**WORK TO BE COMPLETED:** How many lines in this data contain the string "JSON"? Reply with the number only.

##### RECORDS TO PROCESS

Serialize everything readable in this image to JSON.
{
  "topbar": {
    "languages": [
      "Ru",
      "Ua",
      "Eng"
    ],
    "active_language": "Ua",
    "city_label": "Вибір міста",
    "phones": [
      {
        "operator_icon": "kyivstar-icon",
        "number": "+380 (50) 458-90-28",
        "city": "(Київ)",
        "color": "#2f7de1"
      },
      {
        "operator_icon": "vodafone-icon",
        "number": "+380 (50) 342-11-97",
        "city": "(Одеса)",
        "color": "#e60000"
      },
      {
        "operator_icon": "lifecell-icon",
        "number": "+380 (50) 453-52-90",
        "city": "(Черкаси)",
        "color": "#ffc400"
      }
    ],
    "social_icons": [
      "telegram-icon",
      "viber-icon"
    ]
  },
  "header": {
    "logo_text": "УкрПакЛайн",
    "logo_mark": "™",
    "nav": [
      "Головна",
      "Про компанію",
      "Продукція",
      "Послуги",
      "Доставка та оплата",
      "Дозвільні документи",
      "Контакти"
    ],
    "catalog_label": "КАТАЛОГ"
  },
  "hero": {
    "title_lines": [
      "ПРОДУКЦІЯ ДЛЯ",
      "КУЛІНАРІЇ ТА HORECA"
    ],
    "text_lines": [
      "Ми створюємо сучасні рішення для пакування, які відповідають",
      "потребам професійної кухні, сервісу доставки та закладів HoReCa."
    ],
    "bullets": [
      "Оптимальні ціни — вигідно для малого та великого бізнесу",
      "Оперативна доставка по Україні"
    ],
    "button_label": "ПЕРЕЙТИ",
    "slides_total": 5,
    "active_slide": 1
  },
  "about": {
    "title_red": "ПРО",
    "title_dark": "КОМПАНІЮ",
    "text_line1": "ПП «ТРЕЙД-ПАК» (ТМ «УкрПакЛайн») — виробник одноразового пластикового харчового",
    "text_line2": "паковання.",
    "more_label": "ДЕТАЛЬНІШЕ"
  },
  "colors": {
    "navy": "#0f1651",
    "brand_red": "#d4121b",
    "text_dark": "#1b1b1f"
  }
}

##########
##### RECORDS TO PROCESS

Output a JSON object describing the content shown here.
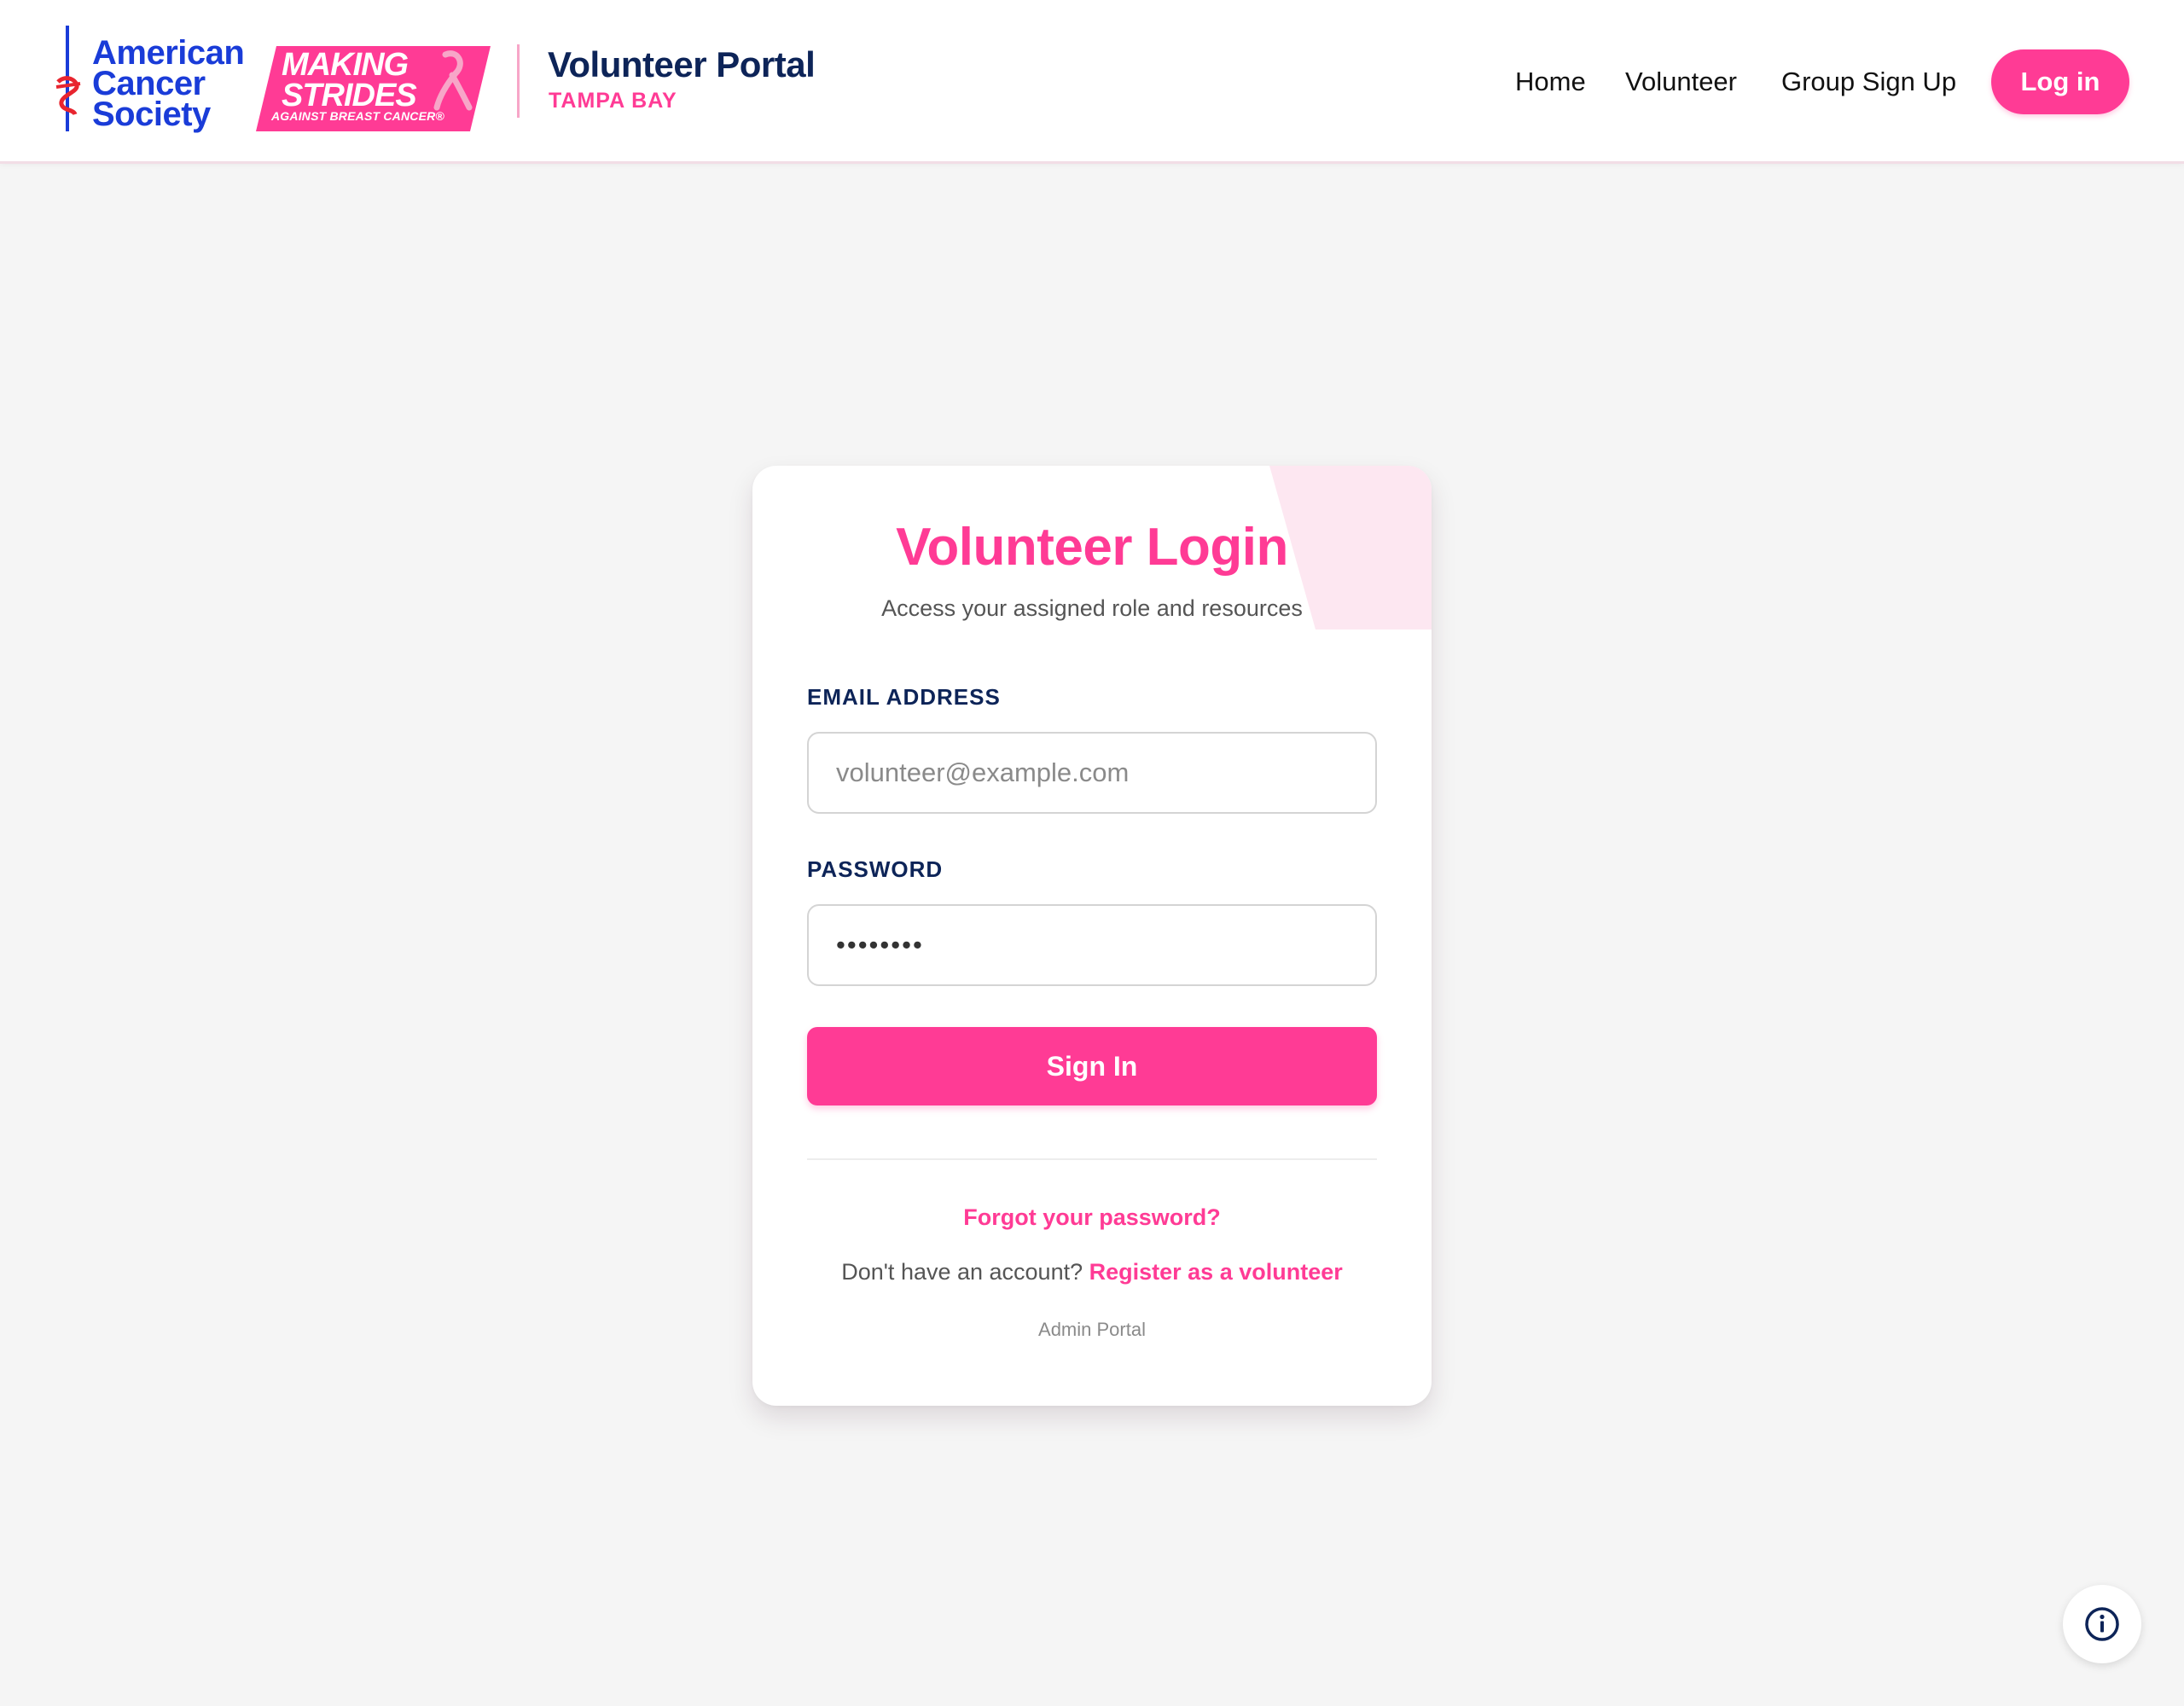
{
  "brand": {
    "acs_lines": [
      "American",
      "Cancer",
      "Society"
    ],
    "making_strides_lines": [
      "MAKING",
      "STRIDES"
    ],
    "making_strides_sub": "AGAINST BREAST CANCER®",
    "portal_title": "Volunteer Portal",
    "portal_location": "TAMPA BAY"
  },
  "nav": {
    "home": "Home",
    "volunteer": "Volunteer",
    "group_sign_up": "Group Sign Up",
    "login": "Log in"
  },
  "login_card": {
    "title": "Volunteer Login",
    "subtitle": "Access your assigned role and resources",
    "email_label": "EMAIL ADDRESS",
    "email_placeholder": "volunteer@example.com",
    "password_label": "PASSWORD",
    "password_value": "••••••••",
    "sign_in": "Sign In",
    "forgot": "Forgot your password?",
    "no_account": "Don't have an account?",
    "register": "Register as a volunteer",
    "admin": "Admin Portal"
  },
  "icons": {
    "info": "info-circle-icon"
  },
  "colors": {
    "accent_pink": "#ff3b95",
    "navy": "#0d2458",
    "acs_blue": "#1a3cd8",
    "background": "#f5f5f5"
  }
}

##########

**EXERCISE ANSWER:** 2